_What you should do_: Your copy should repeat each record exactly and contain none of the pictures.

_Material for the task_:
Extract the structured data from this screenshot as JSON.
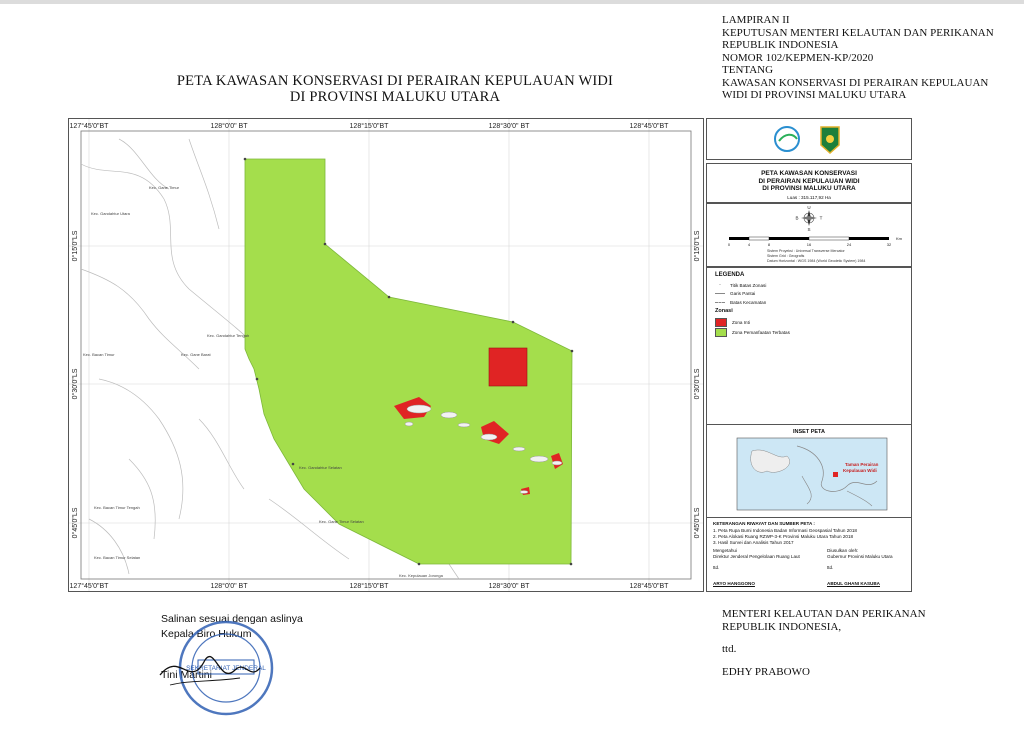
{
  "header": {
    "lampiran": "LAMPIRAN II",
    "line1": "KEPUTUSAN MENTERI KELAUTAN DAN PERIKANAN",
    "line2": "REPUBLIK INDONESIA",
    "line3": "NOMOR 102/KEPMEN-KP/2020",
    "line4": "TENTANG",
    "line5": "KAWASAN KONSERVASI DI PERAIRAN KEPULAUAN",
    "line6": "WIDI DI PROVINSI MALUKU UTARA"
  },
  "title": {
    "line1": "PETA KAWASAN KONSERVASI DI PERAIRAN KEPULAUAN WIDI",
    "line2": "DI PROVINSI MALUKU UTARA"
  },
  "map": {
    "lon_labels": [
      "127°45'0\"BT",
      "128°0'0\" BT",
      "128°15'0\"BT",
      "128°30'0\" BT",
      "128°45'0\"BT"
    ],
    "lat_labels": [
      "0°15'0\"LS",
      "0°30'0\"LS",
      "0°45'0\"LS"
    ],
    "place_labels": {
      "gane_timur": "Kec. Gane Timur",
      "gane_utara": "Kec. Gandahtur Utara",
      "gane_tengah": "Kec. Gandahtur Tengah",
      "gane_barat": "Kec. Gane Barat",
      "bacan_timur": "Kec. Bacan Timur",
      "gane_selatan": "Kec. Gandahtur Selatan",
      "barat_gane_selatan": "Kec. Gane Timur Selatan",
      "bacan_tengah": "Kec. Bacan Timur Tengah",
      "bacan_selatan": "Kec. Bacan Timur Selatan",
      "kepulauan_joronga": "Kec. Kepulauan Joronga"
    },
    "colors": {
      "zona_inti": "#e02424",
      "zona_pemanfaatan": "#a4de4c",
      "land_lines": "#b9b9b9"
    }
  },
  "side": {
    "title_line1": "PETA KAWASAN KONSERVASI",
    "title_line2": "DI PERAIRAN KEPULAUAN WIDI",
    "title_line3": "DI PROVINSI MALUKU UTARA",
    "luas": "Luas : 315.117,92 Ha",
    "compass": {
      "n": "U",
      "s": "S",
      "e": "T",
      "w": "B"
    },
    "scale_ticks": [
      "0",
      "4",
      "8",
      "16",
      "24",
      "32"
    ],
    "scale_unit": "Km",
    "proj_line1": "Sistem Proyeksi : Universal Transverse Mercator",
    "proj_line2": "Sistem Grid : Geografis",
    "proj_line3": "Datum Horizontal : WGS 1984 (World Geodetic System) 1984",
    "legenda_title": "LEGENDA",
    "legend_items": [
      "Titik Batas Zonasi",
      "Garis Pantai",
      "Batas Kecamatan"
    ],
    "zonasi_title": "Zonasi",
    "zonasi_items": [
      "Zona Inti",
      "Zona Pemanfaatan Terbatas"
    ],
    "inset_title": "INSET PETA",
    "inset_label_line1": "Taman Perairan",
    "inset_label_line2": "Kepulauan Widi",
    "info_title": "KETERANGAN RIWAYAT DAN SUMBER PETA :",
    "info_items": [
      "1. Peta Rupa Bumi Indonesia Badan Informasi Geospasial Tahun 2018",
      "2. Peta Alokasi Ruang RZWP-3-K Provinsi Maluku Utara Tahun 2018",
      "3. Hasil Survei dan Analisis Tahun 2017"
    ],
    "mengetahui": "Mengetahui",
    "direktur": "Direktur Jenderal Pengelolaan Ruang Laut",
    "diusulkan": "Diusulkan oleh:",
    "gubernur": "Gubernur Provinsi Maluku Utara",
    "ttd_left": "ttd.",
    "ttd_right": "ttd.",
    "name_left": "ARYO HANGGONO",
    "name_right": "ABDUL GHANI KASUBA"
  },
  "signature_left": {
    "line1": "Salinan sesuai dengan aslinya",
    "line2": "Kepala Biro Hukum",
    "name": "Tini Martini",
    "stamp_text": "SEKRETARIAT JENDERAL"
  },
  "signature_right": {
    "line1": "MENTERI KELAUTAN DAN PERIKANAN",
    "line2": "REPUBLIK INDONESIA,",
    "ttd": "ttd.",
    "name": "EDHY PRABOWO"
  }
}
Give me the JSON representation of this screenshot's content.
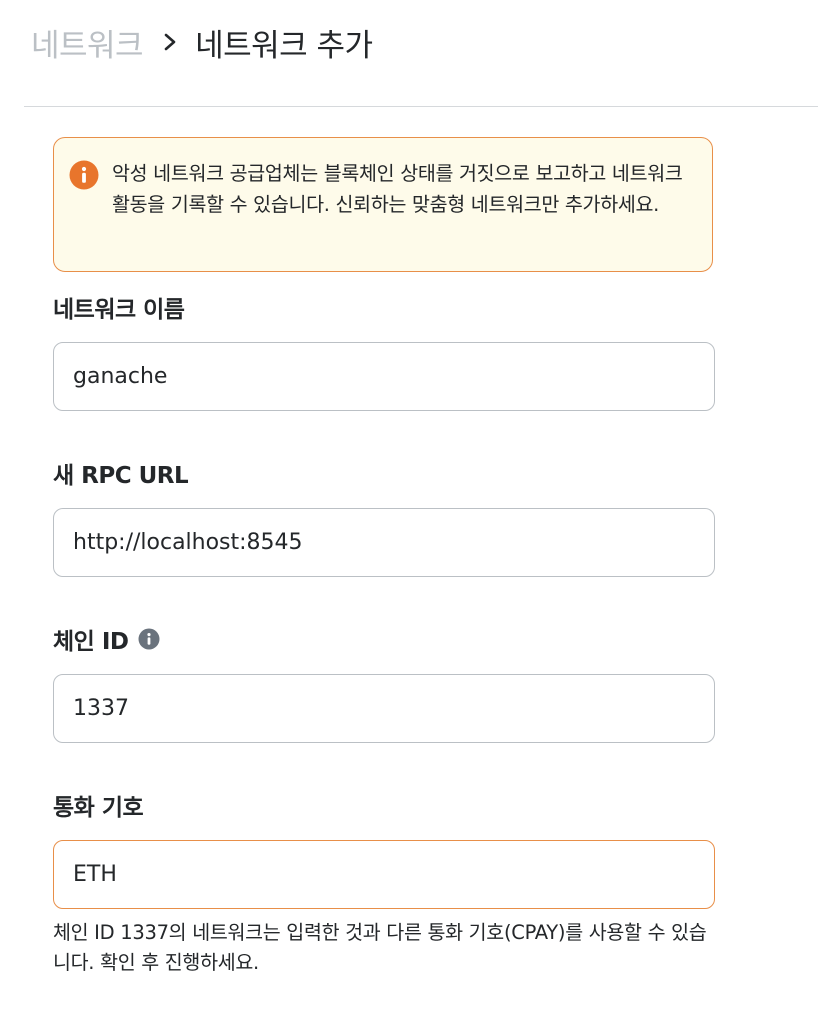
{
  "breadcrumb": {
    "parent": "네트워크",
    "current": "네트워크 추가"
  },
  "warning": {
    "text": "악성 네트워크 공급업체는 블록체인 상태를 거짓으로 보고하고 네트워크 활동을 기록할 수 있습니다. 신뢰하는 맞춤형 네트워크만 추가하세요.",
    "icon": "info-circle-icon",
    "icon_color": "#e8752c"
  },
  "fields": {
    "network_name": {
      "label": "네트워크 이름",
      "value": "ganache"
    },
    "rpc_url": {
      "label": "새 RPC URL",
      "value": "http://localhost:8545"
    },
    "chain_id": {
      "label": "체인 ID",
      "value": "1337",
      "info_icon": "info-icon"
    },
    "currency_symbol": {
      "label": "통화 기호",
      "value": "ETH",
      "helper": "체인 ID 1337의 네트워크는 입력한 것과 다른 통화 기호(CPAY)를 사용할 수 있습니다. 확인 후 진행하세요."
    }
  },
  "colors": {
    "warning_border": "#e88f49",
    "warning_background": "#fefbea",
    "muted_text": "#bbc0c5"
  }
}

_Solution below_:
Extract the structured data from this screenshot as JSON.
{
  "header": {
    "lampiran": "LAMPIRAN II",
    "line1": "KEPUTUSAN MENTERI KELAUTAN DAN PERIKANAN",
    "line2": "REPUBLIK INDONESIA",
    "line3": "NOMOR 102/KEPMEN-KP/2020",
    "line4": "TENTANG",
    "line5": "KAWASAN KONSERVASI DI PERAIRAN KEPULAUAN",
    "line6": "WIDI DI PROVINSI MALUKU UTARA"
  },
  "title": {
    "line1": "PETA KAWASAN KONSERVASI DI PERAIRAN KEPULAUAN WIDI",
    "line2": "DI PROVINSI MALUKU UTARA"
  },
  "map": {
    "lon_labels": [
      "127°45'0\"BT",
      "128°0'0\" BT",
      "128°15'0\"BT",
      "128°30'0\" BT",
      "128°45'0\"BT"
    ],
    "lat_labels": [
      "0°15'0\"LS",
      "0°30'0\"LS",
      "0°45'0\"LS"
    ],
    "place_labels": {
      "gane_timur": "Kec. Gane Timur",
      "gane_utara": "Kec. Gandahtur Utara",
      "gane_tengah": "Kec. Gandahtur Tengah",
      "gane_barat": "Kec. Gane Barat",
      "bacan_timur": "Kec. Bacan Timur",
      "gane_selatan": "Kec. Gandahtur Selatan",
      "barat_gane_selatan": "Kec. Gane Timur Selatan",
      "bacan_tengah": "Kec. Bacan Timur Tengah",
      "bacan_selatan": "Kec. Bacan Timur Selatan",
      "kepulauan_joronga": "Kec. Kepulauan Joronga"
    },
    "colors": {
      "zona_inti": "#e02424",
      "zona_pemanfaatan": "#a4de4c",
      "land_lines": "#b9b9b9"
    }
  },
  "side": {
    "title_line1": "PETA KAWASAN KONSERVASI",
    "title_line2": "DI PERAIRAN KEPULAUAN WIDI",
    "title_line3": "DI PROVINSI MALUKU UTARA",
    "luas": "Luas : 315.117,92 Ha",
    "compass": {
      "n": "U",
      "s": "S",
      "e": "T",
      "w": "B"
    },
    "scale_ticks": [
      "0",
      "4",
      "8",
      "16",
      "24",
      "32"
    ],
    "scale_unit": "Km",
    "proj_line1": "Sistem Proyeksi : Universal Transverse Mercator",
    "proj_line2": "Sistem Grid : Geografis",
    "proj_line3": "Datum Horizontal : WGS 1984 (World Geodetic System) 1984",
    "legenda_title": "LEGENDA",
    "legend_items": [
      "Titik Batas Zonasi",
      "Garis Pantai",
      "Batas Kecamatan"
    ],
    "zonasi_title": "Zonasi",
    "zonasi_items": [
      "Zona Inti",
      "Zona Pemanfaatan Terbatas"
    ],
    "inset_title": "INSET PETA",
    "inset_label_line1": "Taman Perairan",
    "inset_label_line2": "Kepulauan Widi",
    "info_title": "KETERANGAN RIWAYAT DAN SUMBER PETA :",
    "info_items": [
      "1. Peta Rupa Bumi Indonesia Badan Informasi Geospasial Tahun 2018",
      "2. Peta Alokasi Ruang RZWP-3-K Provinsi Maluku Utara Tahun 2018",
      "3. Hasil Survei dan Analisis Tahun 2017"
    ],
    "mengetahui": "Mengetahui",
    "direktur": "Direktur Jenderal Pengelolaan Ruang Laut",
    "diusulkan": "Diusulkan oleh:",
    "gubernur": "Gubernur Provinsi Maluku Utara",
    "ttd_left": "ttd.",
    "ttd_right": "ttd.",
    "name_left": "ARYO HANGGONO",
    "name_right": "ABDUL GHANI KASUBA"
  },
  "signature_left": {
    "line1": "Salinan sesuai dengan aslinya",
    "line2": "Kepala Biro Hukum",
    "name": "Tini Martini",
    "stamp_text": "SEKRETARIAT JENDERAL"
  },
  "signature_right": {
    "line1": "MENTERI KELAUTAN DAN PERIKANAN",
    "line2": "REPUBLIK INDONESIA,",
    "ttd": "ttd.",
    "name": "EDHY PRABOWO"
  }
}
Give me the JSON representation of this screenshot's content.
{
  "breadcrumb": {
    "parent": "네트워크",
    "current": "네트워크 추가"
  },
  "warning": {
    "text": "악성 네트워크 공급업체는 블록체인 상태를 거짓으로 보고하고 네트워크 활동을 기록할 수 있습니다. 신뢰하는 맞춤형 네트워크만 추가하세요.",
    "icon": "info-circle-icon",
    "icon_color": "#e8752c"
  },
  "fields": {
    "network_name": {
      "label": "네트워크 이름",
      "value": "ganache"
    },
    "rpc_url": {
      "label": "새 RPC URL",
      "value": "http://localhost:8545"
    },
    "chain_id": {
      "label": "체인 ID",
      "value": "1337",
      "info_icon": "info-icon"
    },
    "currency_symbol": {
      "label": "통화 기호",
      "value": "ETH",
      "helper": "체인 ID 1337의 네트워크는 입력한 것과 다른 통화 기호(CPAY)를 사용할 수 있습니다. 확인 후 진행하세요."
    }
  },
  "colors": {
    "warning_border": "#e88f49",
    "warning_background": "#fefbea",
    "muted_text": "#bbc0c5"
  }
}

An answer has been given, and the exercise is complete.